Hundreds of supporters of Libyan leader Moammar Gadhafi gathered Thursday in the capital, Tripoli - a day opposition activists had called for nationwide "day of rage" protests inspired by uprisings in Egypt and Tunisia.
The Associated Press quotes opposition websites and an activist as saying anti-government protesters defied a crackdown and rallied in four cities. Meanwhile, U.S. -based Human Rights Watch says Libyan security forces arrested at least 14 activists before the planned protests.
Opposition leaders abroad, Libyan human rights groups and online activists used social media to call for the "day of rage" protests, following clashes on Wednesday between anti-government demonstrators and security forces.
Organizers said they wanted to commemorate February 17, the anniversary of two bloody episodes in Gadhafi's nearly 42-year reign. On that day in 1987, Libya publicly executed nine young men accused of treason. In 2006, Libyan police violently put down a protest outside the Italian consulate in Benghazi, killing more than 10.
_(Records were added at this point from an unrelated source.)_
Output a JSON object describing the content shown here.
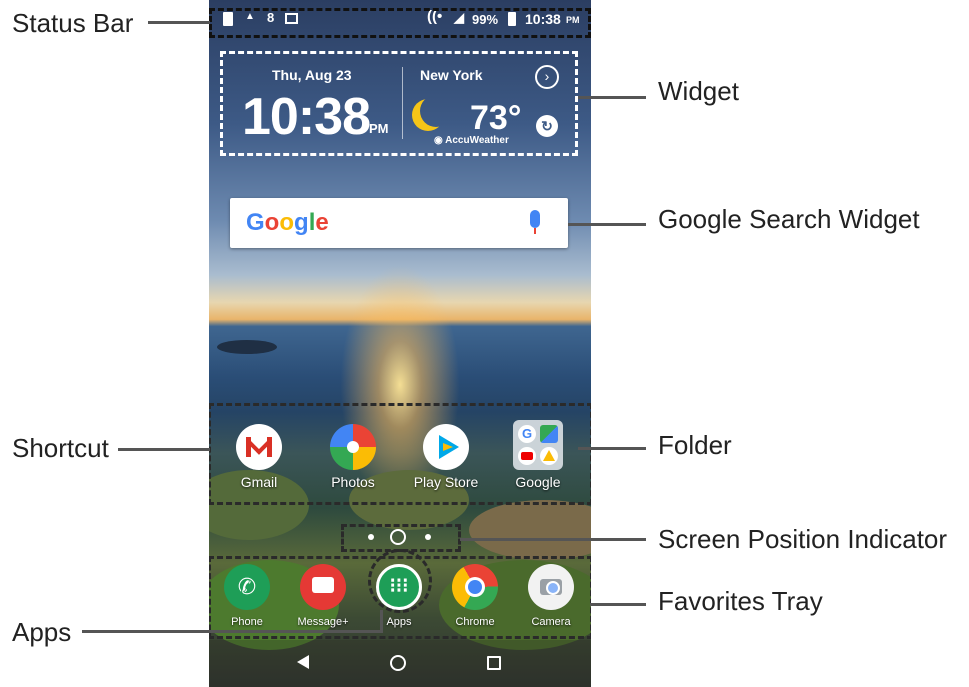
{
  "callouts": {
    "status_bar": "Status Bar",
    "widget": "Widget",
    "google_search_widget": "Google Search Widget",
    "shortcut": "Shortcut",
    "folder": "Folder",
    "screen_position_indicator": "Screen Position Indicator",
    "favorites_tray": "Favorites Tray",
    "apps": "Apps"
  },
  "status_bar": {
    "battery": "99%",
    "time": "10:38",
    "time_ampm": "PM"
  },
  "widget": {
    "date": "Thu, Aug 23",
    "time": "10:38",
    "ampm": "PM",
    "city": "New York",
    "temperature": "73°",
    "provider": "AccuWeather"
  },
  "search": {
    "logo_letters": [
      "G",
      "o",
      "o",
      "g",
      "l",
      "e"
    ],
    "logo_colors": [
      "#4285F4",
      "#EA4335",
      "#FBBC05",
      "#4285F4",
      "#34A853",
      "#EA4335"
    ],
    "mic_icon": "mic-icon"
  },
  "shortcuts": [
    {
      "label": "Gmail",
      "icon": "gmail-icon"
    },
    {
      "label": "Photos",
      "icon": "photos-icon"
    },
    {
      "label": "Play Store",
      "icon": "play-store-icon"
    },
    {
      "label": "Google",
      "icon": "google-folder-icon"
    }
  ],
  "favorites": [
    {
      "label": "Phone",
      "icon": "phone-icon",
      "color": "#1e9e57"
    },
    {
      "label": "Message+",
      "icon": "message-icon",
      "color": "#e53935"
    },
    {
      "label": "Apps",
      "icon": "apps-icon",
      "color": "#1e9e57"
    },
    {
      "label": "Chrome",
      "icon": "chrome-icon",
      "color": "#ffffff"
    },
    {
      "label": "Camera",
      "icon": "camera-icon",
      "color": "#ffffff"
    }
  ],
  "nav": {
    "back": "back-icon",
    "home": "home-icon",
    "recents": "recents-icon"
  }
}
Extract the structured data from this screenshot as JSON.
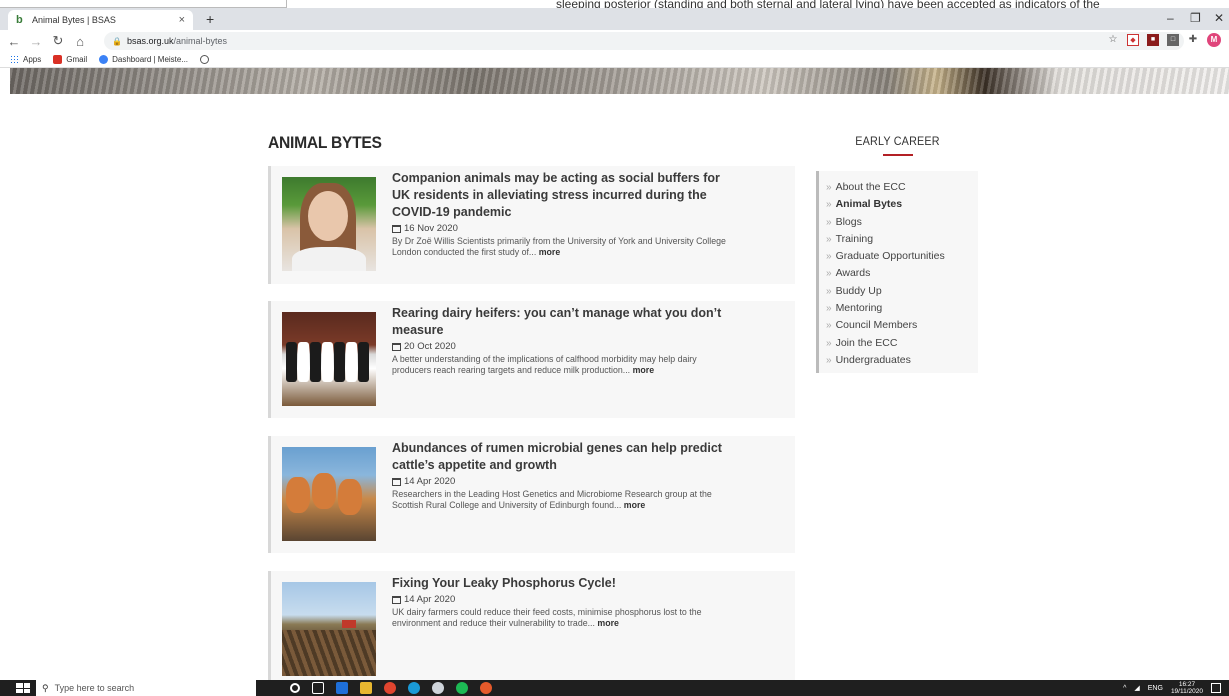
{
  "overlay": {
    "snippet": "sleeping posterior (standing and both sternal and lateral lying) have been accepted as indicators of the"
  },
  "browser": {
    "tab_title": "Animal Bytes | BSAS",
    "tab_close": "×",
    "new_tab": "+",
    "window_controls": {
      "minimize": "–",
      "maximize": "❐",
      "close": "✕"
    },
    "url_host": "bsas.org.uk",
    "url_path": "/animal-bytes",
    "bookmarks": [
      {
        "label": "Apps"
      },
      {
        "label": "Gmail"
      },
      {
        "label": "Dashboard | Meiste..."
      }
    ],
    "avatar_letter": "M",
    "accent_color": "#1a73e8"
  },
  "main": {
    "page_title": "ANIMAL BYTES",
    "more_label": "more",
    "articles": [
      {
        "title": "Companion animals may be acting as social buffers for UK residents in alleviating stress incurred during the COVID-19 pandemic",
        "date": "16 Nov 2020",
        "excerpt": "By Dr Zoë Willis Scientists primarily from the University of York and University College London conducted the first study of..."
      },
      {
        "title": "Rearing dairy heifers: you can’t manage what you don’t measure",
        "date": "20 Oct 2020",
        "excerpt": "A better understanding of the implications of calfhood morbidity may help dairy producers reach rearing targets and reduce milk production..."
      },
      {
        "title": "Abundances of rumen microbial genes can help predict cattle’s appetite and growth",
        "date": "14 Apr 2020",
        "excerpt": "Researchers in the Leading Host Genetics and Microbiome Research group at the Scottish Rural College and University of Edinburgh found..."
      },
      {
        "title": "Fixing Your Leaky Phosphorus Cycle!",
        "date": "14 Apr 2020",
        "excerpt": "UK dairy farmers could reduce their feed costs, minimise phosphorus lost to the environment and reduce their vulnerability to trade..."
      }
    ]
  },
  "sidebar": {
    "title": "EARLY CAREER",
    "accent_color": "#b32025",
    "chevron": "»",
    "items": [
      {
        "label": "About the ECC",
        "active": false
      },
      {
        "label": "Animal Bytes",
        "active": true
      },
      {
        "label": "Blogs",
        "active": false
      },
      {
        "label": "Training",
        "active": false
      },
      {
        "label": "Graduate Opportunities",
        "active": false
      },
      {
        "label": "Awards",
        "active": false
      },
      {
        "label": "Buddy Up",
        "active": false
      },
      {
        "label": "Mentoring",
        "active": false
      },
      {
        "label": "Council Members",
        "active": false
      },
      {
        "label": "Join the ECC",
        "active": false
      },
      {
        "label": "Undergraduates",
        "active": false
      }
    ]
  },
  "taskbar": {
    "search_placeholder": "Type here to search",
    "language": "ENG",
    "time": "16:27",
    "date": "19/11/2020"
  }
}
The opposition website Libya Al-Youm said Thursday that four people were killed in clashes with security forces Wednesday in the city of al-Baida. Also, hundreds of protesters clashed with police Wednesday in the country's second-largest city, Benghazi. They were demanding the release of a human rights activist who represented the victims of a 1996 massacre at Libya's notorious Abu Salim prison. Many of the demonstrators were relatives of the victims.
Local media reports say protesters threw fire bombs and stones, and set cars on fire in clashes that left dozens injured. Police fired rubber bullets to contain the crowds.
The outbreak of protests in Tunisia, Egypt, Yemen, Bahrain and Iran has roiled the Middle East and brought unprecedented pressure on leaders like Gadhafi, who have held virtually unchecked power for decades.
The Libyan leader took power in 1969, leading a coup against a Western-backed monarchy.